Located at 2801 Foster Avenue. There’s plenty of parking, and for once, the art is up high and not obscured by cars. Drop by, get some real tacos, and enjoy the art!

gallito

img_4557-2

The Gallatin and Straightway Gallery (Part 2)

img_5082

The Hookah Kings front wall is part of the dense graffiti art found at the corner of Gallatin and Straightway. At least some of the art on this wall predates Hookah Kings, which only opened about a month ago, while some of this art is at least a couple years old. The “my name is” tag belongs to Mobe Oner, who notes in a post on his Facebook page that a portrait he did is now covered over by the Kid Oak image seen below (on the north wall of Jerry’s Market), though apparently the lost image was painted over by something else before the Kid Oak image went up. Such are the perils of outdoor art. Scoot over to Oner’s page to see the lost work. Kid Oak, on the other hand, is a fairly common sight in Nashville, with an Instagram page for various appearances.

Part 1

Located at 1401 Gallatin Avenue, at the corner with Straightway Avenue. This works here faces Gallatin, on the east side of the road. Some parking at Jerry’s, as well as some street parking on Straightway. See Part 1 on the map for the pin.img_5080-2

The Gallatin and Straightway Gallery (Part 1)

img_5083

Sometimes you have to start small. There are certain sites around town that are intimidating to tackle because there is simply so much art. One place I drive by a lot is Jerry’s Market on Gallatin and it’s impossible not to notice that it and the surrounding buildings have a lot of art on them. Get out of your car, though, and you’ll discover there’s a lot more than you probably realize. Jerry’s Market, Hookah Kings Lounge, Street Customs, and (to a lesser extent) Collision Repair Service are simply bursting with art. It’s way too much to manage in one blog post. So I.m starting small with this Dustin Spagnola piece. Spagnola is an Ashville, NC artist who has done a fair amount of street art. The flamenco dancer is a theme he has used elsewhere.
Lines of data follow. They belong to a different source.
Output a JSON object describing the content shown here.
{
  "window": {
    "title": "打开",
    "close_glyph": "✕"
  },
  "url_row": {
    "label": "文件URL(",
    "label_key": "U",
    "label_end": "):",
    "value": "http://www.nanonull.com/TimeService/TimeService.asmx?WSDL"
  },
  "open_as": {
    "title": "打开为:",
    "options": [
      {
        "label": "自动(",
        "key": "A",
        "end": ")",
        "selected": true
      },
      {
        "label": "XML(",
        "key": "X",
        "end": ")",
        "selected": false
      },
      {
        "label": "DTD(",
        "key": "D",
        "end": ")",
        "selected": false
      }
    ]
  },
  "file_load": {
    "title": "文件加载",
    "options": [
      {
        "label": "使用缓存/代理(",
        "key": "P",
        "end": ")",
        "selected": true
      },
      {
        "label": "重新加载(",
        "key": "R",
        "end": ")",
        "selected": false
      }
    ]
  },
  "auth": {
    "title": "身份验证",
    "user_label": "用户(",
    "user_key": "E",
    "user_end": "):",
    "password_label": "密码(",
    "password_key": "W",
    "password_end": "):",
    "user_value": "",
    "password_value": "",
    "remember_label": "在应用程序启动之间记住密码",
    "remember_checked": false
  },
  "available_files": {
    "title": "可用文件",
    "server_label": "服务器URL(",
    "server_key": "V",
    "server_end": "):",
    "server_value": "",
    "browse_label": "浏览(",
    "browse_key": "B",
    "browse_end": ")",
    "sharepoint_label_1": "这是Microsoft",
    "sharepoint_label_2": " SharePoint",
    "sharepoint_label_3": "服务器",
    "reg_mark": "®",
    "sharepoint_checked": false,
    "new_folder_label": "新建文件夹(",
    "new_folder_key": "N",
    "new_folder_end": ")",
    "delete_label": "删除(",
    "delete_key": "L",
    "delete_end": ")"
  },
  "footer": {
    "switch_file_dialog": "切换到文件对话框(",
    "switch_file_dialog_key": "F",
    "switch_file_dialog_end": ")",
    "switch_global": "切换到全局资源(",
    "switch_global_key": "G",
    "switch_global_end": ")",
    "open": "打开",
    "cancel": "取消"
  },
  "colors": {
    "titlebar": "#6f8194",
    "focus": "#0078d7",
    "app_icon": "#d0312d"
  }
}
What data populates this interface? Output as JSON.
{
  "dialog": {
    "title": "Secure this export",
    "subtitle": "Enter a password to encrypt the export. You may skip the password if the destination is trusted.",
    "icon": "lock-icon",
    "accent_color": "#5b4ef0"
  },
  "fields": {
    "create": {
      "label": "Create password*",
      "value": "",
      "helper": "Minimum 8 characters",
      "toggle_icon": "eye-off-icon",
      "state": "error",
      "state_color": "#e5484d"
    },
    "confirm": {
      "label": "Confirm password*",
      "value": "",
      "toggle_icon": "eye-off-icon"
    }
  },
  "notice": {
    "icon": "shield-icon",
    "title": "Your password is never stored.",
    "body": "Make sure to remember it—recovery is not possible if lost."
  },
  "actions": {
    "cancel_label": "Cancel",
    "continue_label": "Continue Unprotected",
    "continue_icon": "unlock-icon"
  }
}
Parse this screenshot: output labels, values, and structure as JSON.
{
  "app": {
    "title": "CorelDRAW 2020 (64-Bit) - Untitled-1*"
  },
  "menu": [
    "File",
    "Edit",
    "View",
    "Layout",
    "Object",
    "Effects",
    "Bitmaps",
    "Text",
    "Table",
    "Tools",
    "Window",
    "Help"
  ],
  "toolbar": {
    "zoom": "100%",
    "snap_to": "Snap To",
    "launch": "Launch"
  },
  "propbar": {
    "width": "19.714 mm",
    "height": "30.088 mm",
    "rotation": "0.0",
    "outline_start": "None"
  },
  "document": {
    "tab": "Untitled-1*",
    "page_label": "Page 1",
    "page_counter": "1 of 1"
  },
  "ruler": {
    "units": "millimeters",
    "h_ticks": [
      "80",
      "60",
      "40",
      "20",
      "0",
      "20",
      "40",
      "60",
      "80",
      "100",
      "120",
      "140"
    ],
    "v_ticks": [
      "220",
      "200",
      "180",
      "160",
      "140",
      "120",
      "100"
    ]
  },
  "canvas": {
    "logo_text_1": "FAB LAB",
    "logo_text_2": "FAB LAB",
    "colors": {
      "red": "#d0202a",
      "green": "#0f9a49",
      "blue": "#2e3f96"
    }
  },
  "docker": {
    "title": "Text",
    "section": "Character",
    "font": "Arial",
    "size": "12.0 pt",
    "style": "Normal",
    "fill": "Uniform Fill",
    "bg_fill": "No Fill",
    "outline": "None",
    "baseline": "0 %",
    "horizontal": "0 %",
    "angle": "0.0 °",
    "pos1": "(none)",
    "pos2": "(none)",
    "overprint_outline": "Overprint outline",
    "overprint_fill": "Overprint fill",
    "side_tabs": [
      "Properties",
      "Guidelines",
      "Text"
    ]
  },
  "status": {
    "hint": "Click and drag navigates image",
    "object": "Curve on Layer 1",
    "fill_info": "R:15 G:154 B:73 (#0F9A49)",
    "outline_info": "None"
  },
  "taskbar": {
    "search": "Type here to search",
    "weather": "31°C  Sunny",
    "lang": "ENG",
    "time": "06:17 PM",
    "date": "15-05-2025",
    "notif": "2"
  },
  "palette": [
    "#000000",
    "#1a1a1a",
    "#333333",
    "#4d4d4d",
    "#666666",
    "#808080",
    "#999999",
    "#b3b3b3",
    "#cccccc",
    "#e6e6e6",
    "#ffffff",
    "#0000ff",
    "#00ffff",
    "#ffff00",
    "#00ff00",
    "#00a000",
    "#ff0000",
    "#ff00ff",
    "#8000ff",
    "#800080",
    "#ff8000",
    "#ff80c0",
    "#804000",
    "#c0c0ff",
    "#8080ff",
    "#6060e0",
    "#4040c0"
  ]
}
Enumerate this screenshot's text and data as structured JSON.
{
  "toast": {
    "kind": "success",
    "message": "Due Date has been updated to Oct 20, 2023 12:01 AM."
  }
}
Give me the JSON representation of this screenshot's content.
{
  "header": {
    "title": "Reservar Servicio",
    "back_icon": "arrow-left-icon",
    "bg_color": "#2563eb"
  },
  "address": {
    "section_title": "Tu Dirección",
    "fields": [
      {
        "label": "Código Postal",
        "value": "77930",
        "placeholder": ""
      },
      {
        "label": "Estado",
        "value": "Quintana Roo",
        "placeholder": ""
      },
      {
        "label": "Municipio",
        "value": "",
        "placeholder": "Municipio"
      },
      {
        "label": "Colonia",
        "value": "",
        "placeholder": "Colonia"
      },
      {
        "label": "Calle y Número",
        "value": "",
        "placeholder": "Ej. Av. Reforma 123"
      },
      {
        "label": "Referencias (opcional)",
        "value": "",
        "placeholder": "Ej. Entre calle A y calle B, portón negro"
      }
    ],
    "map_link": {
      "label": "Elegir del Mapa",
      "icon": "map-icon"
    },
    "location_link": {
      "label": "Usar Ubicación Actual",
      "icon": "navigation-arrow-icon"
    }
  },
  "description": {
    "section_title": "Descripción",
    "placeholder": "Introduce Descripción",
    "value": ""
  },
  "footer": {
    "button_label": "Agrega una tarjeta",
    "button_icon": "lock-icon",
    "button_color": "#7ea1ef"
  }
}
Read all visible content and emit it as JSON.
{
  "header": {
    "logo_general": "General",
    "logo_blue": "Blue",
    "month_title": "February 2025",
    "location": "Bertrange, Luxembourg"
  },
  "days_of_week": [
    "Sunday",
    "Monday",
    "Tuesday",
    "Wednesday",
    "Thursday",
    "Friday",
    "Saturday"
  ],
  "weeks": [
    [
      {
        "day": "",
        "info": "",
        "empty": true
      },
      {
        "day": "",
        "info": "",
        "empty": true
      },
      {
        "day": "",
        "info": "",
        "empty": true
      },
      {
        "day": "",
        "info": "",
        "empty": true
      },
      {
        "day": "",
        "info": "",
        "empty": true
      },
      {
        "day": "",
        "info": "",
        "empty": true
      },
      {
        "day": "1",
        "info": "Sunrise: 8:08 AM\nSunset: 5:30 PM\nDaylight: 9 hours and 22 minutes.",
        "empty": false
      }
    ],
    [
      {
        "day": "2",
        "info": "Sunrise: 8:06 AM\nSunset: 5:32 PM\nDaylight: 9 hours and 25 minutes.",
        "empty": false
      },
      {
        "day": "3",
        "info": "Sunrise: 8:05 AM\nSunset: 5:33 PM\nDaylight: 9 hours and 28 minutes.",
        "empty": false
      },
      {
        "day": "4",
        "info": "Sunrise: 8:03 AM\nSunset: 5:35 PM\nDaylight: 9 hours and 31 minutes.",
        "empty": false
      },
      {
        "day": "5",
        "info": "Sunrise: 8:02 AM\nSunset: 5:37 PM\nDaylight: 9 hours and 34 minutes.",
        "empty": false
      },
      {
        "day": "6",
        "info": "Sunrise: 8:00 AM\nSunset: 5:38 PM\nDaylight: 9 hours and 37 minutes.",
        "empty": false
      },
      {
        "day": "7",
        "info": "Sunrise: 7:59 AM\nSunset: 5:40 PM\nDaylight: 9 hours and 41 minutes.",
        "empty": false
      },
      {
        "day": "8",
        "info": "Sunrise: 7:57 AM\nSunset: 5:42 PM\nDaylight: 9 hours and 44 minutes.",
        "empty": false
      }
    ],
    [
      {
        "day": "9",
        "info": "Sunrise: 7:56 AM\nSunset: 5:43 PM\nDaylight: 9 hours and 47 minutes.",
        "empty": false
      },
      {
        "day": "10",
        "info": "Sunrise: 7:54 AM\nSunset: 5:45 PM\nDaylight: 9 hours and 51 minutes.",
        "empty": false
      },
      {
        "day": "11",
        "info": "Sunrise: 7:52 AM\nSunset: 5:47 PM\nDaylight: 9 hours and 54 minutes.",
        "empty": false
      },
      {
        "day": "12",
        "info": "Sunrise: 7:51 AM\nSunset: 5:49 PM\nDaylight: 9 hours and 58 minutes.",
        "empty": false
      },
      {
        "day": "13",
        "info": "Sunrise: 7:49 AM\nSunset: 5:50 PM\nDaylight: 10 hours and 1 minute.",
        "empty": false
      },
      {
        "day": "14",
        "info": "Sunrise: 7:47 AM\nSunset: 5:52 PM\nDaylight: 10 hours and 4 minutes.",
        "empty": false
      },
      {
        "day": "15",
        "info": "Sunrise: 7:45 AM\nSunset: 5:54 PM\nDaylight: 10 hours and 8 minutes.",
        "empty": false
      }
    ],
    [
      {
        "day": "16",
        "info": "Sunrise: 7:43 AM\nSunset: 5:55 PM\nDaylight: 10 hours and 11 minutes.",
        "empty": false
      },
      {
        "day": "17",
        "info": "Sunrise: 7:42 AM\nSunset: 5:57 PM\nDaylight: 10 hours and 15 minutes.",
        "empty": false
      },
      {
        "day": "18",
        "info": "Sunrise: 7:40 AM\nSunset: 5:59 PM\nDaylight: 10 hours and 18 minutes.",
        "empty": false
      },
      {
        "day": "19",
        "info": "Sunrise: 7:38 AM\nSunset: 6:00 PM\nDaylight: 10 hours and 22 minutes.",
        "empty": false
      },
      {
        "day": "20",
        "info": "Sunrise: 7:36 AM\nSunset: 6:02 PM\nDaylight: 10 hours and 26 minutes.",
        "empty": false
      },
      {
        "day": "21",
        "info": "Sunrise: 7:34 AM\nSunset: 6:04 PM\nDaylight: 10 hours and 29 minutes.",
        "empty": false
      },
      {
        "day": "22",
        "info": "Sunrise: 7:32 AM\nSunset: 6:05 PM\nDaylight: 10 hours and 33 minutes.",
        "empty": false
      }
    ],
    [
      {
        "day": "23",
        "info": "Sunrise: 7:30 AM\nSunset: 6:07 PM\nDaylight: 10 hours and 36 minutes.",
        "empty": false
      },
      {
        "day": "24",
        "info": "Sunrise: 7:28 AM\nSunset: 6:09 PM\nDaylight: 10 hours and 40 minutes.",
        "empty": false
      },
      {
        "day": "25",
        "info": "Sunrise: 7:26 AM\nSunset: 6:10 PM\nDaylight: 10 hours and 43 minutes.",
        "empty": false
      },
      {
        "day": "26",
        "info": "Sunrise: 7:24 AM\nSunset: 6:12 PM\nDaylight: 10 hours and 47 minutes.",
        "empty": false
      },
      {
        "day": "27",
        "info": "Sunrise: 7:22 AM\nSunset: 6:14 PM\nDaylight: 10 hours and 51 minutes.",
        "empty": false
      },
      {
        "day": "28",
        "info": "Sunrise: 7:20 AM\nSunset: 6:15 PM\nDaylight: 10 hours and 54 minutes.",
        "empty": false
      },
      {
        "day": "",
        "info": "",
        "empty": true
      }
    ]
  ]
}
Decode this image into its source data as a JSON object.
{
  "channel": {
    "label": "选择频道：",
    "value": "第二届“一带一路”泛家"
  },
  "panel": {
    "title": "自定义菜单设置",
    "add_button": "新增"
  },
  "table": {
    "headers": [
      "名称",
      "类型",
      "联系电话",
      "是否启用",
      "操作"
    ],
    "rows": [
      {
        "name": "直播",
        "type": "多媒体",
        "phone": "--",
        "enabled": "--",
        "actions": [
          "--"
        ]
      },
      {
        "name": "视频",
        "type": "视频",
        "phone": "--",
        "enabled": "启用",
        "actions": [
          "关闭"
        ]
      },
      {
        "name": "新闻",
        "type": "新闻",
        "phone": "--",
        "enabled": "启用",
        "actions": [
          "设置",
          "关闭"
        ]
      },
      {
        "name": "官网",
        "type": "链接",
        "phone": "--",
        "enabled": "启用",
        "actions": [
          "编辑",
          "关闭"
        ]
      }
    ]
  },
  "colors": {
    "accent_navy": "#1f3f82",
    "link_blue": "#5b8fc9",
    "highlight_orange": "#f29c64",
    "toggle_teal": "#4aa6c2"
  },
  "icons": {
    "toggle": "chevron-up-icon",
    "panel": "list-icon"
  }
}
He’s one more example of how Nashville is not just a canvas for local artists but has become a destination for artists around the country and around the world.

Part 2

Located at 1401 Gallatin Avenue, at the corner with Straightway Avenue. This Spagnola piece faces Gallatin, on the east side of the road. Some parking at Jerry’s, as well as some street parking on Straightway.

Blog at WordPress.com.

Up ↑